[[ Records to use open ]]

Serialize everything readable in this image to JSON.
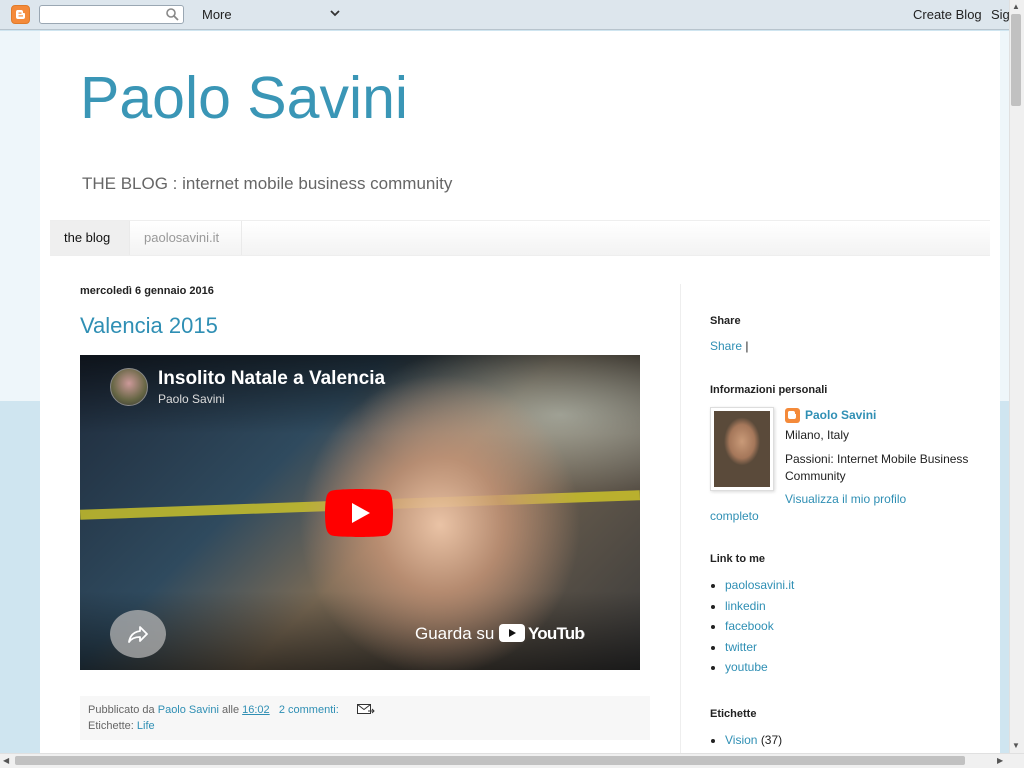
{
  "navbar": {
    "search_value": "",
    "more_label": "More",
    "create_blog_label": "Create Blog",
    "sign_in_label": "Sig"
  },
  "header": {
    "title": "Paolo Savini",
    "description": "THE BLOG : internet mobile business community"
  },
  "tabs": [
    {
      "label": "the blog",
      "active": true
    },
    {
      "label": "paolosavini.it",
      "active": false
    }
  ],
  "post": {
    "date": "mercoledì 6 gennaio 2016",
    "title": "Valencia 2015",
    "video": {
      "title": "Insolito Natale a Valencia",
      "channel": "Paolo Savini",
      "watch_label": "Guarda su",
      "brand": "YouTube"
    },
    "footer": {
      "published_by": "Pubblicato da",
      "author": "Paolo Savini",
      "at": "alle",
      "time": "16:02",
      "comments": "2 commenti:",
      "labels_prefix": "Etichette:",
      "label": "Life"
    }
  },
  "sidebar": {
    "share": {
      "heading": "Share",
      "link": "Share",
      "separator": "|"
    },
    "profile": {
      "heading": "Informazioni personali",
      "name": "Paolo Savini",
      "location": "Milano, Italy",
      "passions": "Passioni: Internet Mobile Business Community",
      "view_profile": "Visualizza il mio profilo completo"
    },
    "links": {
      "heading": "Link to me",
      "items": [
        "paolosavini.it",
        "linkedin",
        "facebook",
        "twitter",
        "youtube"
      ]
    },
    "labels": {
      "heading": "Etichette",
      "items": [
        {
          "name": "Vision",
          "count": "(37)"
        }
      ]
    }
  },
  "colors": {
    "accent": "#2f8fb4",
    "title": "#3a96b6",
    "blogger_orange": "#f48a3a",
    "youtube_red": "#ff0000"
  }
}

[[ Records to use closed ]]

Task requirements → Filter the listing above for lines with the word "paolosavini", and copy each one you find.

Written answer →
      "label": "paolosavini.it",
        "paolosavini.it",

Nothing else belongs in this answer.